Auburn head coach Hugh Freeze spoke publicly for the first time about against Sean and Leigh Anne Tuohy, lamenting over the situation and expressing his love for all parties involved. Freeze was Oher's head coach at Briarcrest Christian School in Eads, Tennessee and went on to serve as an assistant coach at Ole Miss during Oher's playing career with the Rebels. He also considers the Tuohy family to be close friends.
"I love Michael Oher," Freeze told Auburn reporters Thursday. "He's like part of our family. I love the Tuohys. I think it's sad, and I certainly don't claim to understand all the ins and outs of adoption, conservatory, all of that. But I know what I witnessed, and I witnessed a family that totally took in a young man. And I think without that, there is no story."
Oher's lawsuit, which was obtained by ESPN, claims the Tuohys entered Oher into a conservatorship while presenting it to be the same process as legal adoption. The lawsuit demanded an end to the Tuohys' conservatorship of Oher, which has been in place since 2004, just months after his 18th birthday.
Entering Oher into a conservatorship allowed the Tuohys to oversee Oher's financial life and enter into legal deals without his consent, though Oher was not a legal member of the family. In the case of 'The Blind Side,' the award-winning film grossed more than $300 million and earned actress Sandra Bullock an Oscar for her portrayal of Leigh Anne Tuohy.
Oher's attorneys claim the four biological members of the Tuohy family were all compensated $225,000 and 2.5% of "defined net proceeds".

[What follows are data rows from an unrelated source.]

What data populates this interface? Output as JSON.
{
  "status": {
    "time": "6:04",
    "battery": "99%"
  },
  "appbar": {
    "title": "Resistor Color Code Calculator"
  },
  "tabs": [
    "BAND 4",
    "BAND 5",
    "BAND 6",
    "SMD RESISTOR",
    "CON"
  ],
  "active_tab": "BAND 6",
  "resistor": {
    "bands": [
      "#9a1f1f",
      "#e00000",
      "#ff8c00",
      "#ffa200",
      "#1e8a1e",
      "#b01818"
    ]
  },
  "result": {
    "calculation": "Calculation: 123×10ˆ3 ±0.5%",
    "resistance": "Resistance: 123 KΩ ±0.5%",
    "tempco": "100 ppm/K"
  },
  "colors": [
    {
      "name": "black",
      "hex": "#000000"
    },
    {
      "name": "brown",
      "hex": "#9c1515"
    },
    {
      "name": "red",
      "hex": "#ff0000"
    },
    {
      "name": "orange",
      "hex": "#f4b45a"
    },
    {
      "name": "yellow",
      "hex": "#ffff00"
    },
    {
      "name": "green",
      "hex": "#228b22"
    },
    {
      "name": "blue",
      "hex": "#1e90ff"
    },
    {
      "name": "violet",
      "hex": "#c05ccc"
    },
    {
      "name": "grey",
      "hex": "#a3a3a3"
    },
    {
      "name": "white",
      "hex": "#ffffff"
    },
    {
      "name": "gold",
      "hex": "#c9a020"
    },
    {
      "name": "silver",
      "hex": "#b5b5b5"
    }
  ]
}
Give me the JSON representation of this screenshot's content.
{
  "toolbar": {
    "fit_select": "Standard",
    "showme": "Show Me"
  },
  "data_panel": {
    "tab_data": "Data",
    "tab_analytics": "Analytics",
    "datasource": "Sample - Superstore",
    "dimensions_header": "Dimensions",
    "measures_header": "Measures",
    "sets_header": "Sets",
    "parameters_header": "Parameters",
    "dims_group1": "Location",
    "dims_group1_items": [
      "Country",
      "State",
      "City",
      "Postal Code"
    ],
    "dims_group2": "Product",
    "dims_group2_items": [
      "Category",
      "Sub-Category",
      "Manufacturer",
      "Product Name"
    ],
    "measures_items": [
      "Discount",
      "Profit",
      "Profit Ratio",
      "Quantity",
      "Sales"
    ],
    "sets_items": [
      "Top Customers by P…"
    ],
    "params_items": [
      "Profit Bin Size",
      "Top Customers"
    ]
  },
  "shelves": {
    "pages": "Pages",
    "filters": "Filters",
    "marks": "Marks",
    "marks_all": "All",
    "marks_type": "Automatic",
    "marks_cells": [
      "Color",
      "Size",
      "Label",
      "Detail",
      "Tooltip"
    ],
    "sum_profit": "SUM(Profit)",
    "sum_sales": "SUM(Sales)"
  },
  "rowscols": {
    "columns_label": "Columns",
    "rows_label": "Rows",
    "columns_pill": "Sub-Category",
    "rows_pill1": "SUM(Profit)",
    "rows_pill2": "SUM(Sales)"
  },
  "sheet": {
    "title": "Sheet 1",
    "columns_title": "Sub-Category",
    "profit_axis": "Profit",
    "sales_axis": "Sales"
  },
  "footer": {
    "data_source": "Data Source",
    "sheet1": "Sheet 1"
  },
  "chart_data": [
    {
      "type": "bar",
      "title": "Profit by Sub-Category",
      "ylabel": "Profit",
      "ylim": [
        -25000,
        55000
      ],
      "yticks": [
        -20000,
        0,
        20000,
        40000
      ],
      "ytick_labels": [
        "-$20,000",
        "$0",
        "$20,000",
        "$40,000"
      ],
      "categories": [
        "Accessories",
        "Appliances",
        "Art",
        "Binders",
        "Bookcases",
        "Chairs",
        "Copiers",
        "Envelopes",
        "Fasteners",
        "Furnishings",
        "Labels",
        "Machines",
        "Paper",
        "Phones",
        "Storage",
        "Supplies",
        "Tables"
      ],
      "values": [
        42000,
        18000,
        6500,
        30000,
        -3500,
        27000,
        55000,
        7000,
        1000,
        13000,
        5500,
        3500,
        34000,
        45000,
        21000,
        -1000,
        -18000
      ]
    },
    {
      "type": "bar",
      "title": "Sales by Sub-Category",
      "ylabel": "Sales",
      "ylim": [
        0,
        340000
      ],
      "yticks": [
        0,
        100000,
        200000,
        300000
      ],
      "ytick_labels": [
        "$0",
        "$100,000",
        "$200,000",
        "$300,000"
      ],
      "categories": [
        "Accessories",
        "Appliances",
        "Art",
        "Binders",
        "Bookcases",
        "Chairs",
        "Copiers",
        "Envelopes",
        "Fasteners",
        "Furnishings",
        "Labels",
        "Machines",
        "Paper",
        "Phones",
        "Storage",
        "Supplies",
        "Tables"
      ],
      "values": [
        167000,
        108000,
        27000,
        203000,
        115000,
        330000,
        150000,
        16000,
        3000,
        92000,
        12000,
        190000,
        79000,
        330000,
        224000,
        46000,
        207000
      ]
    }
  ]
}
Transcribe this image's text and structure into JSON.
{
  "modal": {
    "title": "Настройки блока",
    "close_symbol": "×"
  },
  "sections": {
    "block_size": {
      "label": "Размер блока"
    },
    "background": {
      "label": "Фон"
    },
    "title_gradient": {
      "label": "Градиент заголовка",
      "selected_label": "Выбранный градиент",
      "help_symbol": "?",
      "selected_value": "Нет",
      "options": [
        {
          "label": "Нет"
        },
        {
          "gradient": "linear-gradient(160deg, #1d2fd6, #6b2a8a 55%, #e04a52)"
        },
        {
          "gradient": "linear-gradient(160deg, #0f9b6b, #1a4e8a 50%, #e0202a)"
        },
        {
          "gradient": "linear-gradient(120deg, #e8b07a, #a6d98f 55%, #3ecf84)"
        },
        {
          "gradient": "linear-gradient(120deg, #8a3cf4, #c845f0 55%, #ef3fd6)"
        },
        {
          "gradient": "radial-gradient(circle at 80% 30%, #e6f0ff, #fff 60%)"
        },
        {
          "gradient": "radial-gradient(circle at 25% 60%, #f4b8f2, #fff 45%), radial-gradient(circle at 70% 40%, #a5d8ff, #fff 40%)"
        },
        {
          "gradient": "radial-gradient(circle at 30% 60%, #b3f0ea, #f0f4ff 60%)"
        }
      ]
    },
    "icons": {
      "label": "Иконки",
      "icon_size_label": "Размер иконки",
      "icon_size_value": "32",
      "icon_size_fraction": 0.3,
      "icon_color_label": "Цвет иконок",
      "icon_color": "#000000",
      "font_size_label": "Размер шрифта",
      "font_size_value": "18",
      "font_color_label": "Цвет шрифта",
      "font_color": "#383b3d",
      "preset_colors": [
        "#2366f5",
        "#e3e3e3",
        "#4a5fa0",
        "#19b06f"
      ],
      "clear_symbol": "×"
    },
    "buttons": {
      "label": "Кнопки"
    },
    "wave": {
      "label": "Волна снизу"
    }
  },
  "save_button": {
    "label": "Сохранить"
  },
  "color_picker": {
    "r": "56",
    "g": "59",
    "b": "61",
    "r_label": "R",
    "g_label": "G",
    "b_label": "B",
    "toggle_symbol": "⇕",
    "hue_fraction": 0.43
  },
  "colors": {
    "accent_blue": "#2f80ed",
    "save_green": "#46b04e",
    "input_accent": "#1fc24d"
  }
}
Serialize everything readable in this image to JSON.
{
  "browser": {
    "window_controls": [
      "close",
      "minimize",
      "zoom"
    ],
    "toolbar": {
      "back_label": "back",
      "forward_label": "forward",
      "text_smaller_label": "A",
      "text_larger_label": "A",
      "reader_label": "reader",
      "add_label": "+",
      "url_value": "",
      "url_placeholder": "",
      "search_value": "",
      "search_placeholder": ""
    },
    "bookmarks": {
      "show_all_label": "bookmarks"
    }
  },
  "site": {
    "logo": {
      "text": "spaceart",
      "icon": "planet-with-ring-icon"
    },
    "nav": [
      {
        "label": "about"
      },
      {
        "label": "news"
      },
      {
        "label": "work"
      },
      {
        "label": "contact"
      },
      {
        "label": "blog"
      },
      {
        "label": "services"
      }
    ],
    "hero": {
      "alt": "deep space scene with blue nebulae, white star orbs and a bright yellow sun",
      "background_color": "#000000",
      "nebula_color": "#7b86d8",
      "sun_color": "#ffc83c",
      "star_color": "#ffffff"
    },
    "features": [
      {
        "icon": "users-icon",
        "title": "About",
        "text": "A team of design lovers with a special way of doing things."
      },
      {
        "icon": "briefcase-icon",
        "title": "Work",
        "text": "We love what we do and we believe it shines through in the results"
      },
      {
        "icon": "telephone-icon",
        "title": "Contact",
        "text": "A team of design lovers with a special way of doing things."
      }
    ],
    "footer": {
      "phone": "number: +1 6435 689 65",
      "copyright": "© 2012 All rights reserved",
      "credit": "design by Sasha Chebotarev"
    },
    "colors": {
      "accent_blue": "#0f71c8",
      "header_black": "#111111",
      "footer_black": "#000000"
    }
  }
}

The Tuohy family and their legal team called accusations "hurtful and absurd." Attorneys for the family said Wednesday the $500,000 in proceeds from the film was split evenly among all five Tuohy family members -- Oher included -- at $100,000 per person.
"In reality, the Tuohys opened their home to Mr. Oher, offered him structure, support and, most of all, unconditional love," Martin Singer, an attorney representing the Tuohys, said in a statement. "They have consistently treated him like a son and one of their three children. His response was to threaten them, including saying that he would plant a negative story about them in the press unless they paid him $15 million.
"They insisted that any money received be divided equally. And they have made good on that pledge," Singer continued. "The evidence -- documented in profit participation checks and studio accounting statements -- is clear: over the years, the Tuohys have given Mr. Oher an equal cut of every penny received from 'The Blind Side.' Even recently, when Mr. Oher started to threaten them about what he would do unless they paid him an eight-figure windfall, and, as part of that shakedown effort refused to cash the small profit checks from the Tuohys, they still deposited Mr. Oher's equal share into a trust account they set up for his son."
Freeze believes the Tuohy family still loves Oher and expressed hope for a potential reconciliation one day.
"I know if Michael called Sean (Tuohy) right now and said, 'Let's work this out,' Sean and Leigh Anne would be there in a hurry to hug his neck and tell him he's loved," Freeze said. "I hope he feels that. And, certainly, I don't claim to... until you walk in people's shoes, I don't claim to have all the answers to anything."